‘This city loves its clouds, but clouds aren’t the bad guy in this life story.
Neither is the sun, even though it takes days to break through.’
(from ‘The River’, trans. Karen McCarthy Woolf)
As a scholar of translation studies and a translator of literature (including a collaborative work with Duman on the translation of a play, and the translation of one of Duman’s plays under the editorship of Andrew and Grace Wessels), I’m keen to find the right words to express my happiness, without sounding too subjective, of reading such target-oriented and fluent English translations that appeal to the hearts and minds of their target readers all around the world. Although, academically and objectively speaking, I don’t have any prejudice against source-oriented products of translation that direct the target reader to the source text rather than bringing the text to the reader’s feet, as a poetry reader myself I must admit a subjective preference for the former.
I wish that I could also read and understand the Chinese translations by the poet Cao Shui, and compare all three texts for more examples of the translators’ cultural and magical touch. Steps of Istanbulis a collection that embodies the collaborative effort of the poet and her translators: a happy team of friends, apparently!
Reviewed by Alev Bulut
STEPS OF ISTANBUL
by Nurduran Duman
Trilingual Turkish-English-Chinese poetry collection, translated into English by Andrew Wessels, Grace Wessels and Karen McCarthy Woolf, and into Chinese by Cao Shui.
Published by Herald Publisher Proprietary (2019)
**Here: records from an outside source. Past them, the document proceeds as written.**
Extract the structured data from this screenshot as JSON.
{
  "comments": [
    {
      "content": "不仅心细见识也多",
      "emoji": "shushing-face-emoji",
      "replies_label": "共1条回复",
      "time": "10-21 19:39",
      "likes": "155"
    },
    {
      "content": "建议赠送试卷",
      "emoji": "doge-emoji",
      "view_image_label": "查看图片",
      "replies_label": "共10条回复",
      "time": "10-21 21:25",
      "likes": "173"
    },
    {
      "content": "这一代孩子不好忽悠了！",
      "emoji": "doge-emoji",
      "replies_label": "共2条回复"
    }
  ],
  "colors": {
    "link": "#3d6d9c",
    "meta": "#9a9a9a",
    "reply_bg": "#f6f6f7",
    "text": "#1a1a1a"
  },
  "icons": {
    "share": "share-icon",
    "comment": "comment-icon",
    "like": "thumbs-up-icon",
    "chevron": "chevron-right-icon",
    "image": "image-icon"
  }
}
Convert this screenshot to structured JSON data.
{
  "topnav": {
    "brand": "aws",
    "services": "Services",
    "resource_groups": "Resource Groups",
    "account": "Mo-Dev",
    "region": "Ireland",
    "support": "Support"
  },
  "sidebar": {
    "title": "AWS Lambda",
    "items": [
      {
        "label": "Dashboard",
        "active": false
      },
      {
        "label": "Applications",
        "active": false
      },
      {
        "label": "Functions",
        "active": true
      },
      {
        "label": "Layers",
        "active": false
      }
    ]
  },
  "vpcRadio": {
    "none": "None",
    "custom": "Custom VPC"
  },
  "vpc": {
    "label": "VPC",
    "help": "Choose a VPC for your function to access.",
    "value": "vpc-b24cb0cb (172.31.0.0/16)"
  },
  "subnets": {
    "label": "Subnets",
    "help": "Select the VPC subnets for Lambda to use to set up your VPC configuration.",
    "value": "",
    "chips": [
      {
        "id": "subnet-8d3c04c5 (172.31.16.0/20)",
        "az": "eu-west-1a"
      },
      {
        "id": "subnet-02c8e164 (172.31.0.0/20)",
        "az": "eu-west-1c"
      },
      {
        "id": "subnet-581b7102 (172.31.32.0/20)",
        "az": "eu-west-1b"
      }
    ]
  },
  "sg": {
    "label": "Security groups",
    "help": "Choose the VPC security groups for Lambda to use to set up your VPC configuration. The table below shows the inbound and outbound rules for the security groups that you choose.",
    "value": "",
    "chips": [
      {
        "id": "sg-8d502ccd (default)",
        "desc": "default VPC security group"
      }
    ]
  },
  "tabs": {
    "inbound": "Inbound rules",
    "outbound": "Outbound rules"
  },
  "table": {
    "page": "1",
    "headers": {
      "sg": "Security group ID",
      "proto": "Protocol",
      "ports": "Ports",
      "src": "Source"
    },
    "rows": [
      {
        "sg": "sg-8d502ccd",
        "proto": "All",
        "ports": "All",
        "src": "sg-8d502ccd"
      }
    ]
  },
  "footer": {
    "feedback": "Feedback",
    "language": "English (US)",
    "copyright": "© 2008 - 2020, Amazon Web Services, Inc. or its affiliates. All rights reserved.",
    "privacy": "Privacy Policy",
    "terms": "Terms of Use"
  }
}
Steps of Istanbul was named the 2020 “Poetry Collection of the Year” by the jury of the Second Boao International Poetry Festival, while Nurduran Duman received the Golden Camel Award at the 2020 edition of China’s Silk Road International Poetry Festival.
Alev Bulut is a professor in Translation and Interpreting Studies at the Istanbul University. She has translated around 50 titles of fiction and non-fiction. Her fields of academic research and publication topics include community interpreting, gender and literature in translation, text and discourse analysis for translation. She is the author of Language and Text in Translation / Çeviride Dil ve Metin (2003); Ideology in Translation: Ideological Translation (2008 / 2018); Translation Error!? / Tercüme Hatası!? (2015 / 2022); Football Interpreting in Turkey / Türkiyede Futbol Çevirmenliği (2018).